Bauer has not been arrested or charged. In the event the investigation remains ongoing at the time of the hearing, any testimony Bauer might provide could be used against him in a potential criminal case, said Chloe Wolman, a Los Angeles family law attorney. She said she has advised clients in similar situations not to testify in hearings involving restraining orders.
“It would be malpractice on our part,” she said, “not to ensure that our client was absolutely not going to be prosecuted.”
Though Bauer’s attorneys could “refute and defend him against the allegations” at the hearing, their arguments would not be considered as evidence, veteran family law attorney Lynn Soodik said.
In her request for the restraining order, Bauer’s accuser provided a written statement under penalty of perjury. Soodik said she can be questioned about that statement, or about any of her text messages. If Bauer were to submit a similar written statement, he too could be questioned about it in court.
“The only way anything can come up about what he thought is from him,” Soodik said.
Bauer has the right to ask that the hearing be delayed. Because a request for a restraining order is a civil action, Wolman said, Bauer’s attorneys could use the extra time to depose the woman, in the process buying time to see if the Los Angeles County district attorney decides to charge Bauer.
Bauer also could agree to the restraining order while continuing to dispute the woman’s allegations, Soodik said.
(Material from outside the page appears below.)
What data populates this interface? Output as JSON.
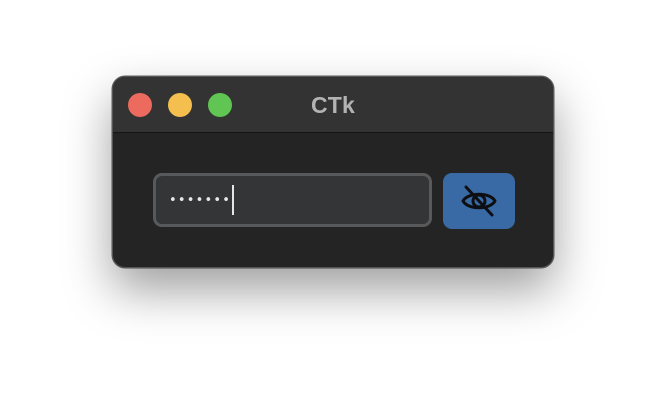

In his statement last week, Bauer’s agent Jon Fetterolf said the woman and Bauer “have not corresponded in over a month and have not seen each other in over six weeks.”
Bauer’s representatives did not respond to a message seeking comment for this story.
This story originally appeared in Los Angeles Times.